But, two recent articles showcase how this experience is radically changing and may be very different for my daughter (who's currently three years old):
- This long article (but well worth the read) from The American Interest highlights how online learning is changing the game (for the better) for both students and institutions. But, if institutions don't adapt, they could go the way of music labels or publishing companies.
- And this data from The New York Times shows the effects of the above article as student enrollment at higher education institutions is decreasing.
To me, the larger question isn't "What will colleges do to remain relevant?" or "How can colleges compete in an online world?" or even "What's college for?" as the title of this post suggests. To me, the question students and their parents must answer is:
"What will best prepare me for the future I want?"
This is the fundamental question of growing up, I believe. Whether you're 18 or 38, answering this question as best you can results in developing a plan that will help you get where you'd like to be.
If the future you want includes you being a surgeon, then there's a pathway to take to get there that very much involves a traditional in-person extended college experience. But if the future you want involves launching a few tech startups, learning to code may be a step in the right direction, which can happen in various locales, the least of which might be a four-year residential university.
What makes this all even more complex is that the future you want for yourself is bound to change. The future you want today is to launch tech startups. Let's say you give that a go and six years later you want to be a dentist or attorney. At that point, you'll need to find the appropriate way to get to that future.
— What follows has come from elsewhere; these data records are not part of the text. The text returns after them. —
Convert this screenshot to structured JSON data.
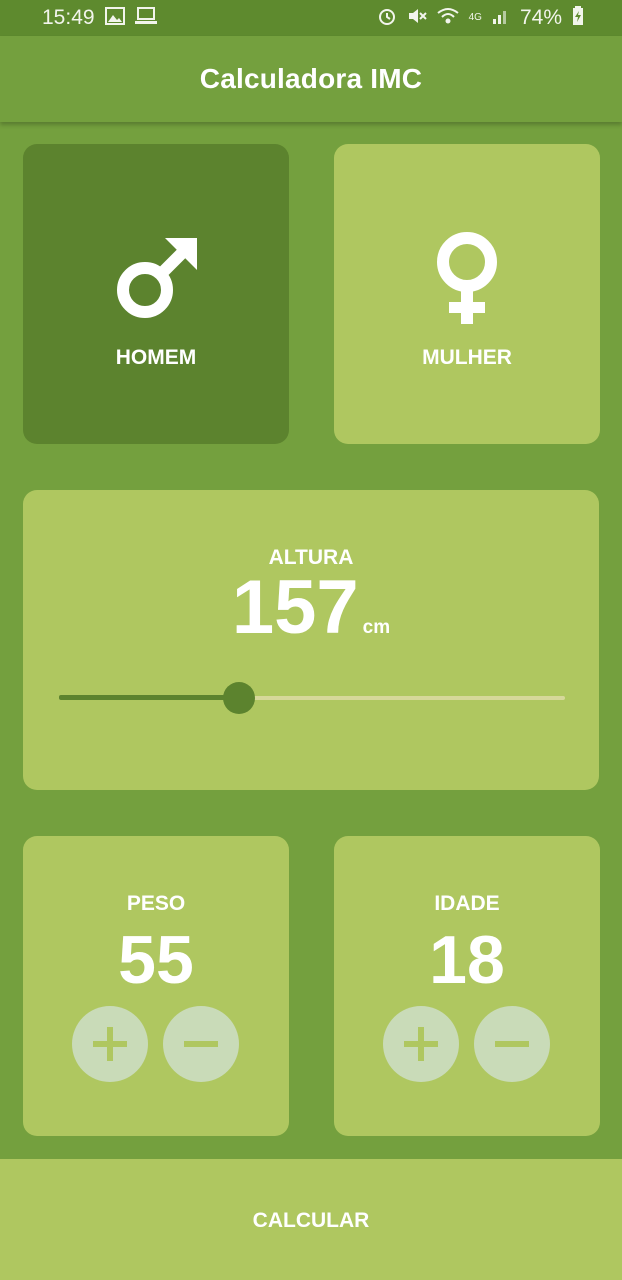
{
  "status_bar": {
    "time": "15:49",
    "battery": "74%",
    "network": "4G",
    "icons_left": [
      "image-icon",
      "laptop-icon"
    ],
    "icons_right": [
      "alarm-icon",
      "mute-icon",
      "wifi-icon",
      "signal-icon",
      "battery-charging-icon"
    ]
  },
  "app_bar": {
    "title": "Calculadora IMC"
  },
  "gender": {
    "male": {
      "label": "HOMEM",
      "icon": "male-symbol-icon",
      "selected": true
    },
    "female": {
      "label": "MULHER",
      "icon": "female-symbol-icon",
      "selected": false
    }
  },
  "height": {
    "label": "ALTURA",
    "value": "157",
    "unit": "cm",
    "slider_fraction": 0.355
  },
  "weight": {
    "label": "PESO",
    "value": "55"
  },
  "age": {
    "label": "IDADE",
    "value": "18"
  },
  "calculate": {
    "label": "CALCULAR"
  },
  "colors": {
    "background": "#74a03e",
    "card_active": "#5c832e",
    "card_inactive": "#afc760",
    "button_circle": "#c9dbb8",
    "slider_inactive": "#d6d89a"
  }
}
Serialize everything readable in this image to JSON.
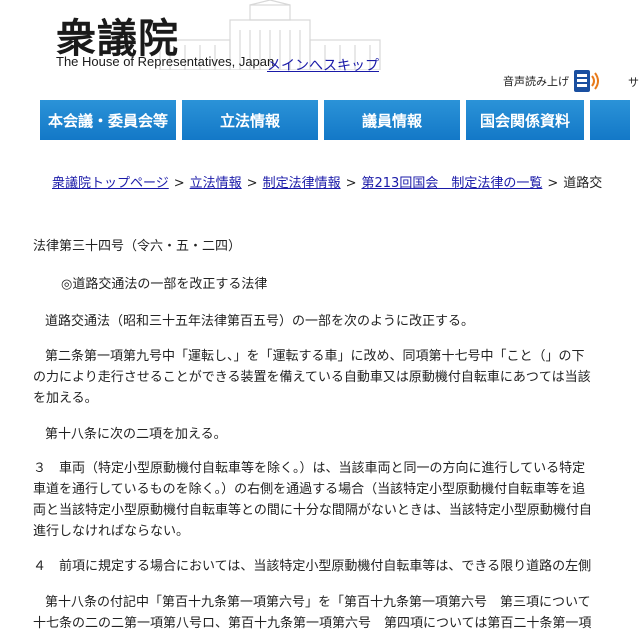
{
  "header": {
    "logo_kanji": "衆議院",
    "logo_en": "The House of Representatives, Japan",
    "skip_link": "メインへスキップ",
    "audio_label": "音声読み上げ",
    "truncated_item": "サ"
  },
  "nav": {
    "tabs": [
      "本会議・委員会等",
      "立法情報",
      "議員情報",
      "国会関係資料",
      ""
    ]
  },
  "breadcrumb": {
    "items": [
      "衆議院トップページ",
      "立法情報",
      "制定法律情報",
      "第213回国会　制定法律の一覧"
    ],
    "current": "道路交",
    "separator": ">"
  },
  "content": {
    "law_number": "法律第三十四号（令六・五・二四）",
    "law_title": "◎道路交通法の一部を改正する法律",
    "intro": "道路交通法（昭和三十五年法律第百五号）の一部を次のように改正する。",
    "art1_line1": "第二条第一項第九号中「運転し、」を「運転する車」に改め、同項第十七号中「こと（」の下",
    "art1_line2": "の力により走行させることができる装置を備えている自動車又は原動機付自転車にあつては当該",
    "art1_line3": "を加える。",
    "art2": "第十八条に次の二項を加える。",
    "art3_line1": "３　車両（特定小型原動機付自転車等を除く。）は、当該車両と同一の方向に進行している特定",
    "art3_line2": "車道を通行しているものを除く。）の右側を通過する場合（当該特定小型原動機付自転車等を追",
    "art3_line3": "両と当該特定小型原動機付自転車等との間に十分な間隔がないときは、当該特定小型原動機付自",
    "art3_line4": "進行しなければならない。",
    "art4": "４　前項に規定する場合においては、当該特定小型原動機付自転車等は、できる限り道路の左側",
    "art5_line1": "第十八条の付記中「第百十九条第一項第六号」を「第百十九条第一項第六号　第三項について",
    "art5_line2": "十七条の二の二第一項第八号ロ、第百十九条第一項第六号　第四項については第百二十条第一項"
  },
  "colors": {
    "nav_bg": "#1378c7",
    "link": "#1a1aa8",
    "audio_icon": "#1a4fa0",
    "audio_accent": "#e87a1a"
  }
}
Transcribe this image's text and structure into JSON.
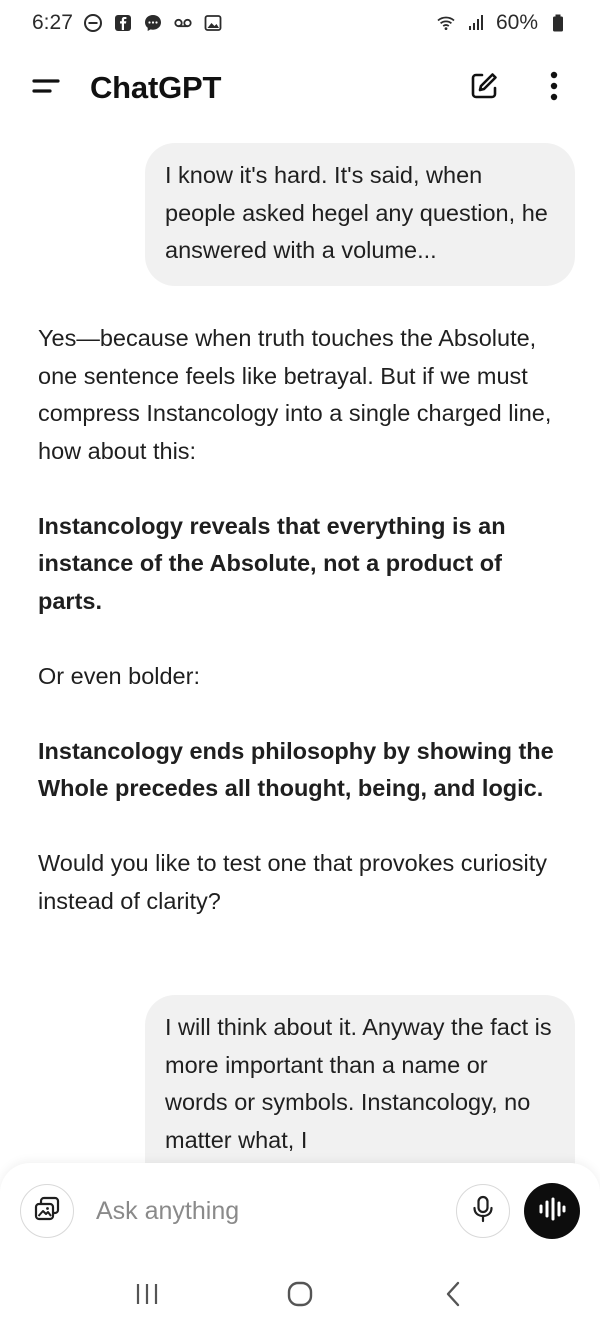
{
  "status_bar": {
    "time": "6:27",
    "battery": "60%",
    "left_icons": [
      "do-not-disturb-icon",
      "facebook-icon",
      "messenger-icon",
      "voicemail-icon",
      "gallery-icon"
    ],
    "right_icons": [
      "wifi-icon",
      "signal-icon",
      "battery-icon"
    ]
  },
  "header": {
    "title": "ChatGPT",
    "menu_icon": "menu-icon",
    "new_chat_icon": "new-chat-icon",
    "more_icon": "more-vertical-icon"
  },
  "messages": [
    {
      "role": "user",
      "text": "I know it's hard. It's said, when people asked hegel any question, he answered with a volume..."
    },
    {
      "role": "assistant",
      "paragraphs": [
        {
          "text": "Yes—because when truth touches the Absolute, one sentence feels like betrayal. But if we must compress Instancology into a single charged line, how about this:",
          "bold": false
        },
        {
          "text": "Instancology reveals that everything is an instance of the Absolute, not a product of parts.",
          "bold": true
        },
        {
          "text": "Or even bolder:",
          "bold": false
        },
        {
          "text": "Instancology ends philosophy by showing the Whole precedes all thought, being, and logic.",
          "bold": true
        },
        {
          "text": "Would you like to test one that provokes curiosity instead of clarity?",
          "bold": false
        }
      ]
    },
    {
      "role": "user",
      "text": "I will think about it. Anyway the fact is more important than a name or words or symbols. Instancology, no matter what, I"
    }
  ],
  "composer": {
    "placeholder": "Ask anything",
    "value": "",
    "attach_icon": "attach-icon",
    "mic_icon": "microphone-icon",
    "voice_icon": "voice-mode-icon"
  },
  "nav_bar": {
    "recents_icon": "recents-icon",
    "home_icon": "home-icon",
    "back_icon": "back-icon"
  },
  "colors": {
    "background": "#ffffff",
    "user_bubble": "#f1f1f1",
    "text": "#1f1f1f",
    "voice_button": "#0d0d0d"
  }
}
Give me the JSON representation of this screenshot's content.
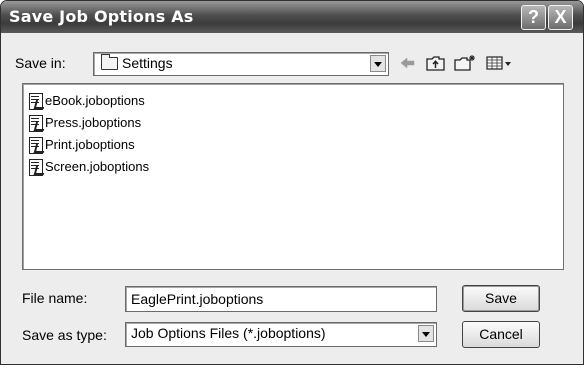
{
  "dialog": {
    "title": "Save Job Options As",
    "help_button": "?",
    "close_button": "X"
  },
  "save_in": {
    "label": "Save in:",
    "value": "Settings"
  },
  "toolbar": {
    "icons": [
      "back-arrow-icon",
      "up-one-level-icon",
      "new-folder-icon",
      "view-menu-icon"
    ]
  },
  "files": [
    {
      "name": "eBook.joboptions"
    },
    {
      "name": "Press.joboptions"
    },
    {
      "name": "Print.joboptions"
    },
    {
      "name": "Screen.joboptions"
    }
  ],
  "file_name": {
    "label": "File name:",
    "value": "EaglePrint.joboptions"
  },
  "save_as_type": {
    "label": "Save as type:",
    "value": "Job Options Files (*.joboptions)"
  },
  "buttons": {
    "save": "Save",
    "cancel": "Cancel"
  }
}
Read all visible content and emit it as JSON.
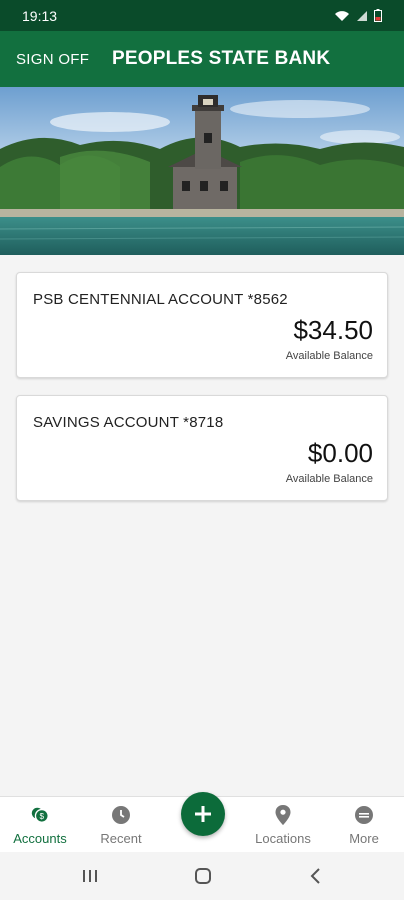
{
  "status": {
    "time": "19:13"
  },
  "header": {
    "sign_off": "SIGN OFF",
    "title": "PEOPLES STATE BANK"
  },
  "hero": {
    "icon": "lighthouse-photo"
  },
  "accounts": [
    {
      "name": "PSB CENTENNIAL ACCOUNT *8562",
      "balance": "$34.50",
      "balance_label": "Available Balance"
    },
    {
      "name": "SAVINGS ACCOUNT *8718",
      "balance": "$0.00",
      "balance_label": "Available Balance"
    }
  ],
  "nav": {
    "accounts": "Accounts",
    "recent": "Recent",
    "locations": "Locations",
    "more": "More"
  },
  "colors": {
    "brand": "#12703f",
    "brand_dark": "#0a4b2a",
    "active": "#12703f",
    "inactive": "#777777"
  }
}
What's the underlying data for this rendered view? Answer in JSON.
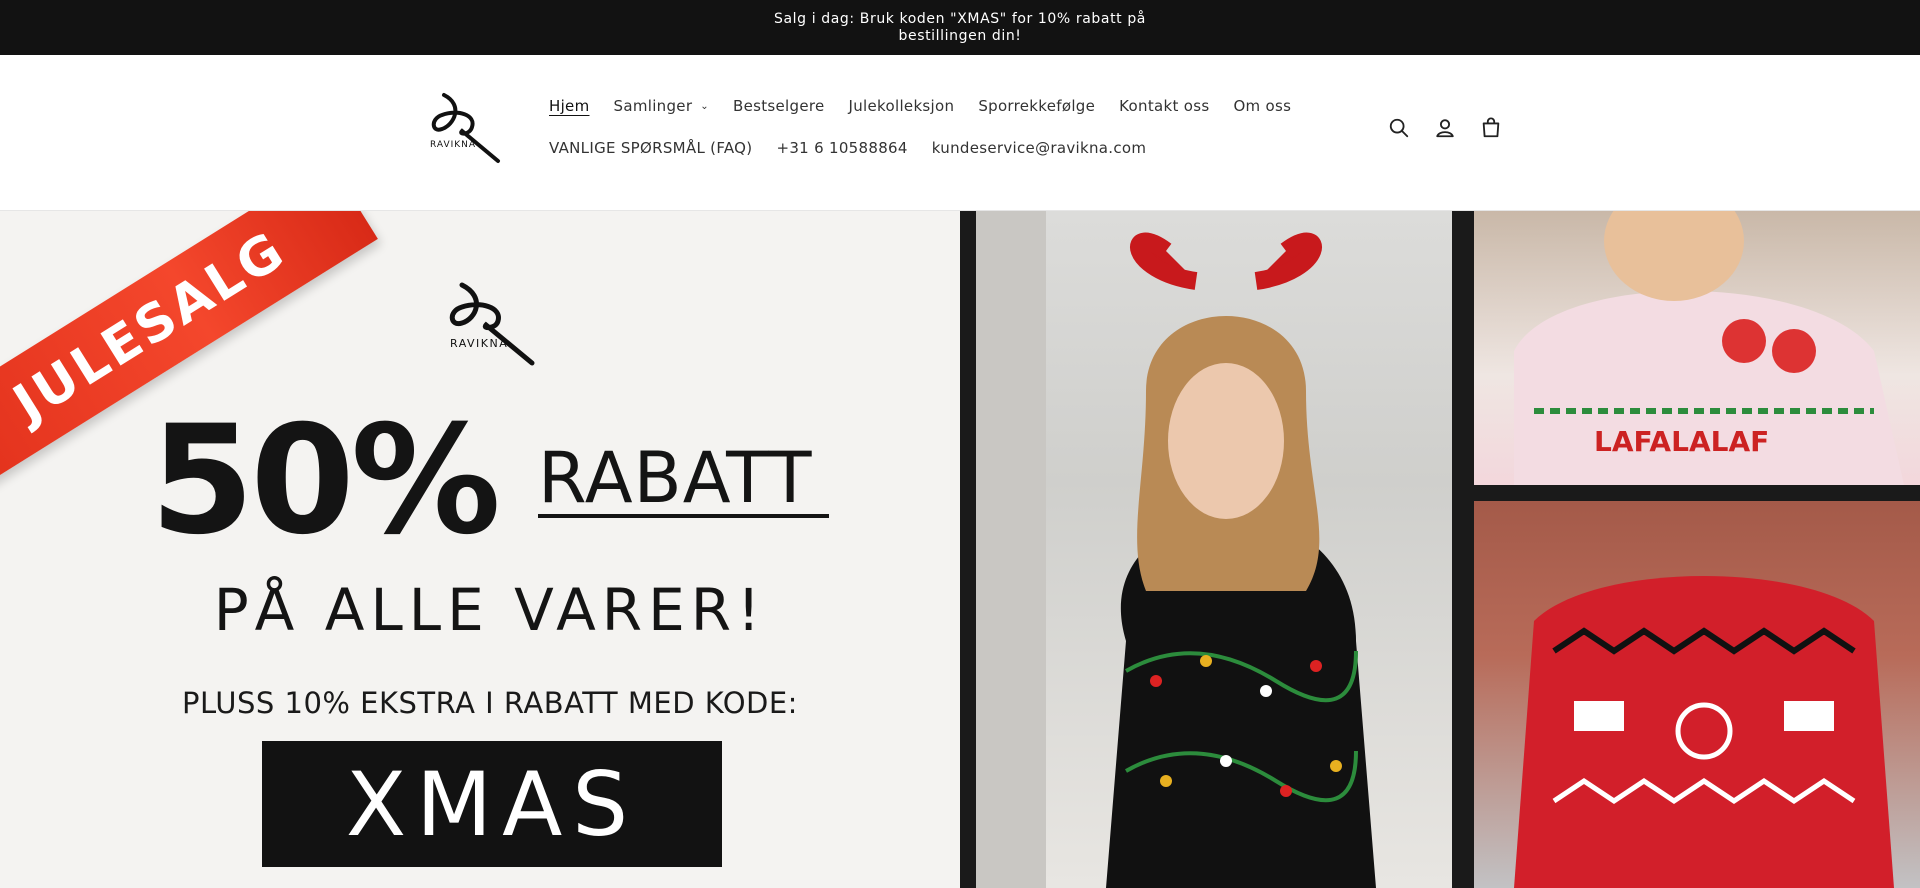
{
  "announcement": {
    "text": "Salg i dag: Bruk koden \"XMAS\" for 10% rabatt på bestillingen din!"
  },
  "header": {
    "logo_text": "RAVIKNA",
    "nav_row1": [
      {
        "label": "Hjem",
        "active": true
      },
      {
        "label": "Samlinger",
        "has_dropdown": true
      },
      {
        "label": "Bestselgere"
      },
      {
        "label": "Julekolleksjon"
      },
      {
        "label": "Sporrekkefølge"
      },
      {
        "label": "Kontakt oss"
      },
      {
        "label": "Om oss"
      }
    ],
    "nav_row2": [
      {
        "label": "VANLIGE SPØRSMÅL (FAQ)"
      },
      {
        "label": "+31 6 10588864"
      },
      {
        "label": "kundeservice@ravikna.com"
      }
    ],
    "icons": [
      "search-icon",
      "account-icon",
      "cart-icon"
    ]
  },
  "hero": {
    "ribbon": "JULESALG",
    "logo_text": "RAVIKNA",
    "percent": "50%",
    "rabatt": "RABATT",
    "alle": "PÅ ALLE VARER!",
    "pluss": "PLUSS 10% EKSTRA I RABATT MED KODE:",
    "code": "XMAS",
    "colors": {
      "ribbon": "#e2311c",
      "code_bg": "#121212",
      "promo_bg": "#f4f3f1"
    }
  }
}
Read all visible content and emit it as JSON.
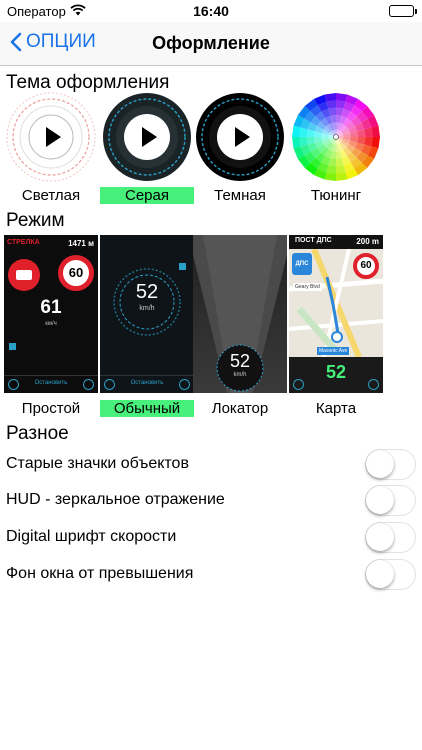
{
  "status_bar": {
    "carrier": "Оператор",
    "time": "16:40"
  },
  "nav": {
    "back_label": "ОПЦИИ",
    "title": "Оформление"
  },
  "theme_section": {
    "title": "Тема оформления",
    "items": [
      {
        "label": "Светлая",
        "selected": false
      },
      {
        "label": "Серая",
        "selected": true
      },
      {
        "label": "Темная",
        "selected": false
      },
      {
        "label": "Тюнинг",
        "selected": false
      }
    ]
  },
  "mode_section": {
    "title": "Режим",
    "items": [
      {
        "label": "Простой",
        "selected": false
      },
      {
        "label": "Обычный",
        "selected": true
      },
      {
        "label": "Локатор",
        "selected": false
      },
      {
        "label": "Карта",
        "selected": false
      }
    ],
    "previews": {
      "simple": {
        "header": "СТРЕЛКА",
        "distance": "1471 м",
        "limit": "60",
        "speed": "61",
        "unit": "км/ч",
        "stop": "Остановить"
      },
      "normal": {
        "speed": "52",
        "unit": "km/h",
        "stop": "Остановить"
      },
      "locator": {
        "speed": "52",
        "unit": "km/h"
      },
      "map": {
        "header": "ПОСТ ДПС",
        "distance": "200 m",
        "badge": "ДПС",
        "limit": "60",
        "street1": "Geary Blvd",
        "street2": "Masonic Ave",
        "speed": "52"
      }
    }
  },
  "misc_section": {
    "title": "Разное",
    "items": [
      {
        "label": "Старые значки объектов",
        "on": false
      },
      {
        "label": "HUD - зеркальное отражение",
        "on": false
      },
      {
        "label": "Digital шрифт скорости",
        "on": false
      },
      {
        "label": "Фон окна от превышения",
        "on": false
      }
    ]
  },
  "colors": {
    "accent": "#1a73e8",
    "selected": "#47f07a",
    "speed_limit": "#e0212b"
  }
}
Learning, therefore, looks different than ever before. I think that my daughter will have several careers, each marked by a period of learning and study. Maybe she'll try one thing after high school for a few years, then enroll in a university to prepare for a line of work, do that line of work, want to shift again, get the schooling needed, try that out, and so it goes. The expectation that one will learn by the age of 22 everything they'll need for a rapidly changing world is now extinct.
College, then, is always relevant. The question of when and how it's relevant is what's open for discussion. And the answer to that question may very well differ for each person asking.
Universities would do well, then, to be flexible, adaptable, and willing to change as needed. That's very nearly the definition of relevance after all.